= What is being asked =
Output each record verbatim, with pictures left out.
━━ Dataset excerpts
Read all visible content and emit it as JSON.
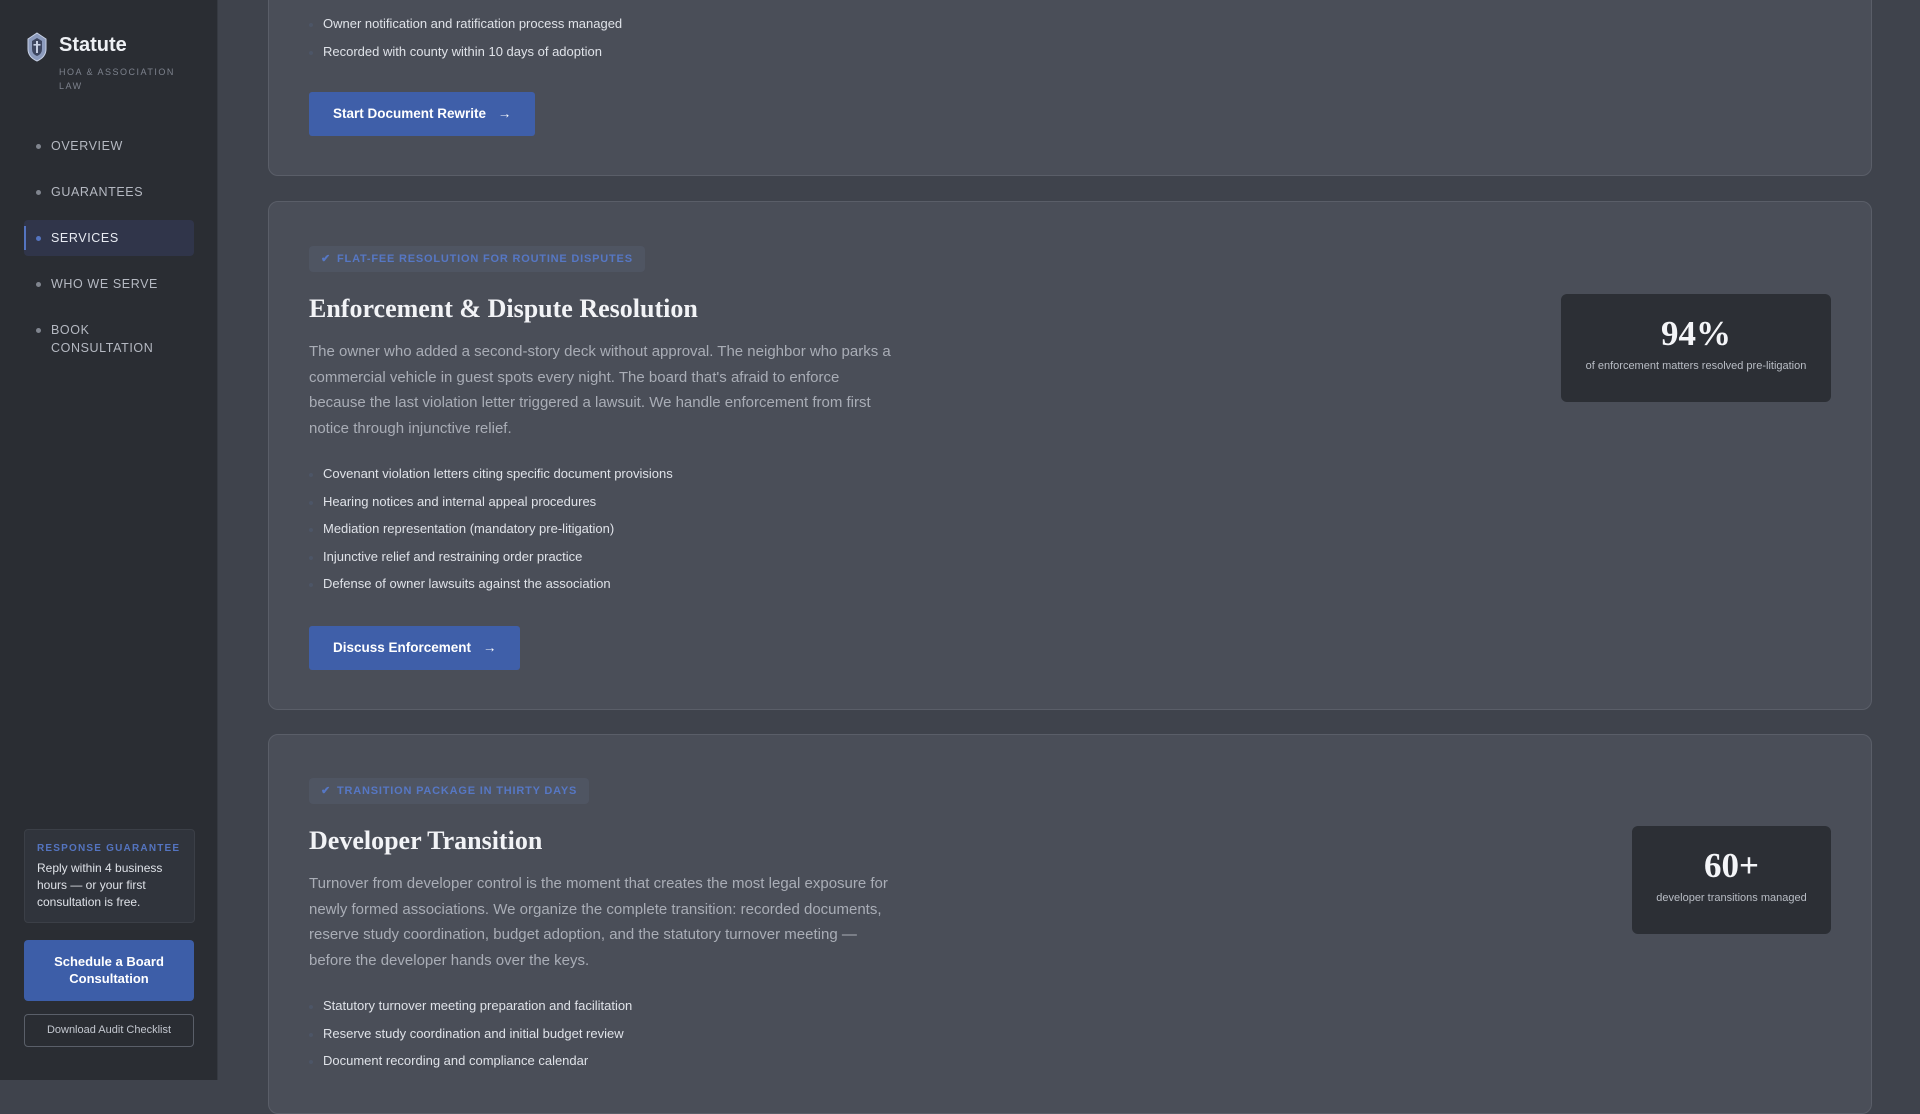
{
  "brand": {
    "name": "Statute",
    "tagline": "HOA & ASSOCIATION LAW",
    "icon": "shield-badge-icon"
  },
  "nav": {
    "items": [
      {
        "label": "OVERVIEW",
        "active": false
      },
      {
        "label": "GUARANTEES",
        "active": false
      },
      {
        "label": "SERVICES",
        "active": true
      },
      {
        "label": "WHO WE SERVE",
        "active": false
      },
      {
        "label": "BOOK CONSULTATION",
        "active": false
      }
    ]
  },
  "guarantee": {
    "title": "RESPONSE GUARANTEE",
    "text": "Reply within 4 business hours — or your first consultation is free."
  },
  "sidebar_ctas": {
    "primary": "Schedule a Board Consultation",
    "secondary": "Download Audit Checklist"
  },
  "services": [
    {
      "bullets": [
        "Owner notification and ratification process managed",
        "Recorded with county within 10 days of adoption"
      ],
      "button": "Start Document Rewrite"
    },
    {
      "badge": "FLAT-FEE RESOLUTION FOR ROUTINE DISPUTES",
      "title": "Enforcement & Dispute Resolution",
      "description": "The owner who added a second-story deck without approval. The neighbor who parks a commercial vehicle in guest spots every night. The board that's afraid to enforce because the last violation letter triggered a lawsuit. We handle enforcement from first notice through injunctive relief.",
      "bullets": [
        "Covenant violation letters citing specific document provisions",
        "Hearing notices and internal appeal procedures",
        "Mediation representation (mandatory pre-litigation)",
        "Injunctive relief and restraining order practice",
        "Defense of owner lawsuits against the association"
      ],
      "button": "Discuss Enforcement",
      "stat": {
        "value": "94%",
        "label": "of enforcement matters resolved pre-litigation"
      }
    },
    {
      "badge": "TRANSITION PACKAGE IN THIRTY DAYS",
      "title": "Developer Transition",
      "description": "Turnover from developer control is the moment that creates the most legal exposure for newly formed associations. We organize the complete transition: recorded documents, reserve study coordination, budget adoption, and the statutory turnover meeting — before the developer hands over the keys.",
      "bullets": [
        "Statutory turnover meeting preparation and facilitation",
        "Reserve study coordination and initial budget review",
        "Document recording and compliance calendar"
      ],
      "stat": {
        "value": "60+",
        "label": "developer transitions managed"
      }
    }
  ],
  "colors": {
    "accent": "#3f5fa9",
    "accent_text": "#5677c4",
    "background": "#3f434c",
    "card": "#4a4e58",
    "sidebar": "#2a2d33"
  }
}
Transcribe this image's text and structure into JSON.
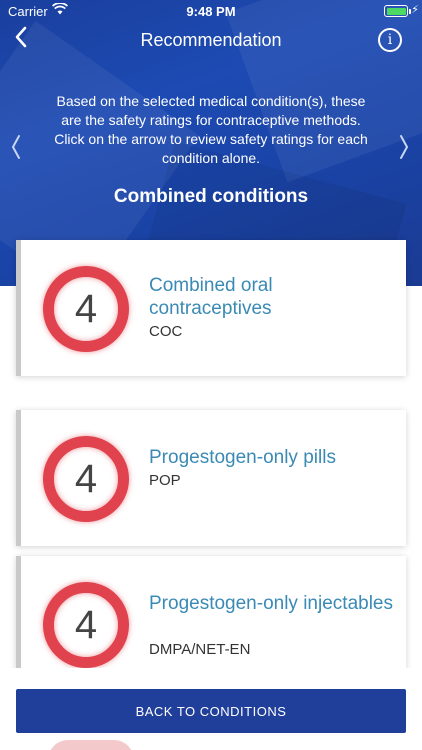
{
  "status_bar": {
    "carrier": "Carrier",
    "time": "9:48 PM",
    "battery_color": "#4cd964"
  },
  "nav": {
    "back_icon": "chevron-left-icon",
    "title": "Recommendation",
    "info_icon": "info-icon",
    "info_glyph": "i"
  },
  "intro": {
    "text": "Based on the selected medical condition(s), these are the safety ratings for contraceptive methods. Click on the arrow to review safety ratings for each condition alone."
  },
  "section": {
    "title": "Combined conditions"
  },
  "cards": [
    {
      "rating": "4",
      "name": "Combined oral contraceptives",
      "abbr": "COC"
    },
    {
      "rating": "4",
      "name": "Progestogen-only pills",
      "abbr": "POP"
    },
    {
      "rating": "4",
      "name": "Progestogen-only injectables",
      "abbr": "DMPA/NET-EN"
    }
  ],
  "footer": {
    "back_button_label": "BACK TO CONDITIONS"
  },
  "colors": {
    "header_blue": "#1d4bb3",
    "rating_red": "#e0434e",
    "method_name": "#3a8ab5",
    "button_blue": "#1f3f9a"
  }
}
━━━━
= The completed task =
Read all visible content and emit it as JSON.
{
  "brand": {
    "name": "Statute",
    "tagline": "HOA & ASSOCIATION LAW",
    "icon": "shield-badge-icon"
  },
  "nav": {
    "items": [
      {
        "label": "OVERVIEW",
        "active": false
      },
      {
        "label": "GUARANTEES",
        "active": false
      },
      {
        "label": "SERVICES",
        "active": true
      },
      {
        "label": "WHO WE SERVE",
        "active": false
      },
      {
        "label": "BOOK CONSULTATION",
        "active": false
      }
    ]
  },
  "guarantee": {
    "title": "RESPONSE GUARANTEE",
    "text": "Reply within 4 business hours — or your first consultation is free."
  },
  "sidebar_ctas": {
    "primary": "Schedule a Board Consultation",
    "secondary": "Download Audit Checklist"
  },
  "services": [
    {
      "bullets": [
        "Owner notification and ratification process managed",
        "Recorded with county within 10 days of adoption"
      ],
      "button": "Start Document Rewrite"
    },
    {
      "badge": "FLAT-FEE RESOLUTION FOR ROUTINE DISPUTES",
      "title": "Enforcement & Dispute Resolution",
      "description": "The owner who added a second-story deck without approval. The neighbor who parks a commercial vehicle in guest spots every night. The board that's afraid to enforce because the last violation letter triggered a lawsuit. We handle enforcement from first notice through injunctive relief.",
      "bullets": [
        "Covenant violation letters citing specific document provisions",
        "Hearing notices and internal appeal procedures",
        "Mediation representation (mandatory pre-litigation)",
        "Injunctive relief and restraining order practice",
        "Defense of owner lawsuits against the association"
      ],
      "button": "Discuss Enforcement",
      "stat": {
        "value": "94%",
        "label": "of enforcement matters resolved pre-litigation"
      }
    },
    {
      "badge": "TRANSITION PACKAGE IN THIRTY DAYS",
      "title": "Developer Transition",
      "description": "Turnover from developer control is the moment that creates the most legal exposure for newly formed associations. We organize the complete transition: recorded documents, reserve study coordination, budget adoption, and the statutory turnover meeting — before the developer hands over the keys.",
      "bullets": [
        "Statutory turnover meeting preparation and facilitation",
        "Reserve study coordination and initial budget review",
        "Document recording and compliance calendar"
      ],
      "stat": {
        "value": "60+",
        "label": "developer transitions managed"
      }
    }
  ],
  "colors": {
    "accent": "#3f5fa9",
    "accent_text": "#5677c4",
    "background": "#3f434c",
    "card": "#4a4e58",
    "sidebar": "#2a2d33"
  }
}
Transcribe this image's text and structure into JSON.
{
  "status_bar": {
    "carrier": "Carrier",
    "time": "9:48 PM",
    "battery_color": "#4cd964"
  },
  "nav": {
    "back_icon": "chevron-left-icon",
    "title": "Recommendation",
    "info_icon": "info-icon",
    "info_glyph": "i"
  },
  "intro": {
    "text": "Based on the selected medical condition(s), these are the safety ratings for contraceptive methods. Click on the arrow to review safety ratings for each condition alone."
  },
  "section": {
    "title": "Combined conditions"
  },
  "cards": [
    {
      "rating": "4",
      "name": "Combined oral contraceptives",
      "abbr": "COC"
    },
    {
      "rating": "4",
      "name": "Progestogen-only pills",
      "abbr": "POP"
    },
    {
      "rating": "4",
      "name": "Progestogen-only injectables",
      "abbr": "DMPA/NET-EN"
    }
  ],
  "footer": {
    "back_button_label": "BACK TO CONDITIONS"
  },
  "colors": {
    "header_blue": "#1d4bb3",
    "rating_red": "#e0434e",
    "method_name": "#3a8ab5",
    "button_blue": "#1f3f9a"
  }
}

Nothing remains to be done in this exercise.